We know commodities and stocks go up and down.
We know commodities are cheap.
We know that mining stocks are very cheap in absolute and relative terms.
What’s the worst that could happen?
Either they go down some more and you suffer a paper loss for a period of time
They soon stop going down and go up a few hundred percent.
The (only) important thing is knowing that you bought something that is worth more than its priced at.
What is not as important is WHEN price converges with VALUE.
All a value investor can do is pay a lot less than what something is worth and then wait for it to revalue.
It might start revaluing tomorrow or it might go down >30% before it revalues 300% higher.
When you know you are right about price/value mismatch you will be calm and see the market for what it is…
A voting machine in the short term and a weighing machine in the long term.
The real DANGER is overpaying for something, NOT to underpay for something that becomes cheaper before it becomes more expensive.
What am I doing?
I’m buying the best R/R I can find whenever I have some dry powder and will continue to do so because I KNOW the tide always turns and I have the finish in mind.
If I KNOW a company should easily have 100% upside from here without even being expensive then I pretty much know I will get a 100% return one day.

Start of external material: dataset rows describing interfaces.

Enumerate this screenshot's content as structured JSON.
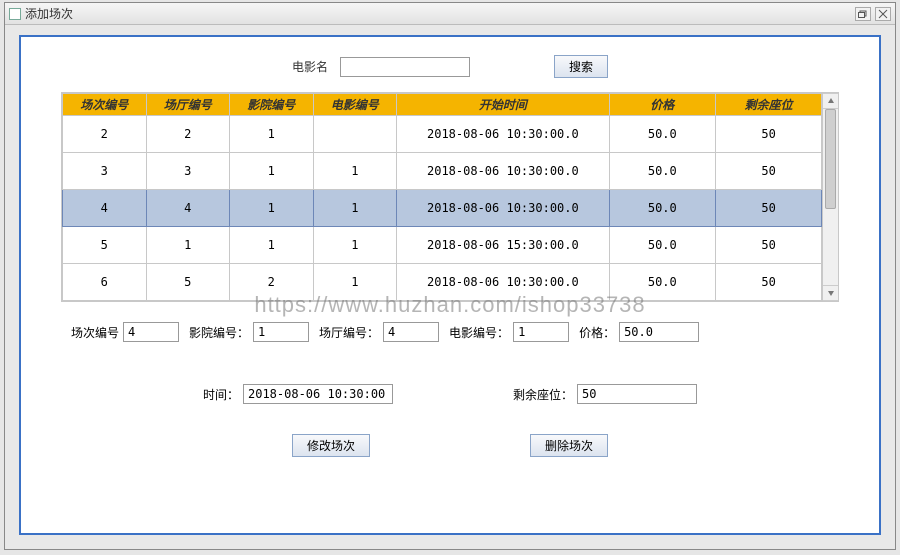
{
  "window": {
    "title": "添加场次"
  },
  "search": {
    "label": "电影名",
    "value": "",
    "button": "搜索"
  },
  "table": {
    "headers": [
      "场次编号",
      "场厅编号",
      "影院编号",
      "电影编号",
      "开始时间",
      "价格",
      "剩余座位"
    ],
    "rows": [
      {
        "cells": [
          "2",
          "2",
          "1",
          "",
          "2018-08-06 10:30:00.0",
          "50.0",
          "50"
        ],
        "selected": false
      },
      {
        "cells": [
          "3",
          "3",
          "1",
          "1",
          "2018-08-06 10:30:00.0",
          "50.0",
          "50"
        ],
        "selected": false
      },
      {
        "cells": [
          "4",
          "4",
          "1",
          "1",
          "2018-08-06 10:30:00.0",
          "50.0",
          "50"
        ],
        "selected": true
      },
      {
        "cells": [
          "5",
          "1",
          "1",
          "1",
          "2018-08-06 15:30:00.0",
          "50.0",
          "50"
        ],
        "selected": false
      },
      {
        "cells": [
          "6",
          "5",
          "2",
          "1",
          "2018-08-06 10:30:00.0",
          "50.0",
          "50"
        ],
        "selected": false
      }
    ]
  },
  "form": {
    "session_label": "场次编号",
    "session_value": "4",
    "cinema_label": "影院编号：",
    "cinema_value": "1",
    "hall_label": "场厅编号：",
    "hall_value": "4",
    "movie_label": "电影编号：",
    "movie_value": "1",
    "price_label": "价格：",
    "price_value": "50.0",
    "time_label": "时间：",
    "time_value": "2018-08-06 10:30:00",
    "seats_label": "剩余座位：",
    "seats_value": "50"
  },
  "buttons": {
    "modify": "修改场次",
    "delete": "删除场次"
  },
  "watermark": "https://www.huzhan.com/ishop33738"
}
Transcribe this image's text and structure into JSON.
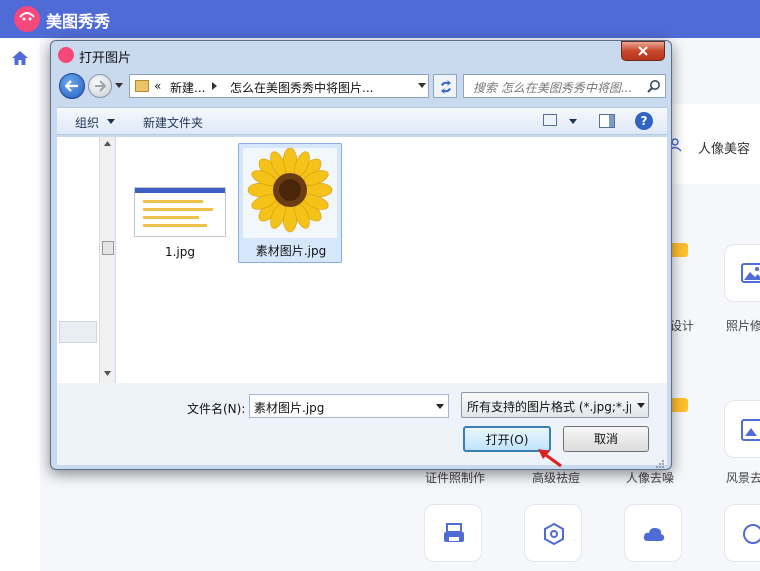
{
  "app": {
    "title": "美图秀秀",
    "tab_label": "人像美容",
    "tools": [
      {
        "label": "设计"
      },
      {
        "label": "照片修"
      },
      {
        "label": "证件照制作"
      },
      {
        "label": "高级祛痘"
      },
      {
        "label": "人像去噪"
      },
      {
        "label": "风景去"
      }
    ]
  },
  "dialog": {
    "title": "打开图片",
    "nav": {
      "breadcrumb_prefix": "«",
      "breadcrumb_parent": "新建...",
      "breadcrumb_current": "怎么在美图秀秀中将图片...",
      "search_placeholder": "搜索 怎么在美图秀秀中将图..."
    },
    "toolbar": {
      "organize": "组织",
      "new_folder": "新建文件夹"
    },
    "files": [
      {
        "name": "1.jpg",
        "selected": false
      },
      {
        "name": "素材图片.jpg",
        "selected": true
      }
    ],
    "footer": {
      "filename_label": "文件名(N):",
      "filename_value": "素材图片.jpg",
      "filetype_value": "所有支持的图片格式 (*.jpg;*.jp",
      "open_label": "打开(O)",
      "cancel_label": "取消"
    }
  },
  "colors": {
    "app_header": "#4f6bd6",
    "logo": "#f6487a",
    "dialog_frame": "#c9d9ee",
    "selection": "#d7e7fb",
    "open_border": "#3c7fb1",
    "arrow": "#e0201c"
  }
}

If the company goes down 50% it simply means it will go up 300% later.
KNOWING and being CONVINCED that the pendulum ALWAYS swings and that the mining stocks WILL become much more expensive some day should make you calm.
If the valuations we see today in the juniors made any sense then the whole mining business would disappear one day because the valuations simply does not reflect the underlying value of the business.
No one would spend years, millions of money and require to be a bit lucky if the prize at the end of the day was less than the sunk costs.
Again, these valuations cannot continue forever because no one would be “dumb” enough to go looking for gold/silver if there was no reward for it.
It should not come as a surprise to see M&A heating up recently because the producers can sure tell that the sector is on sale.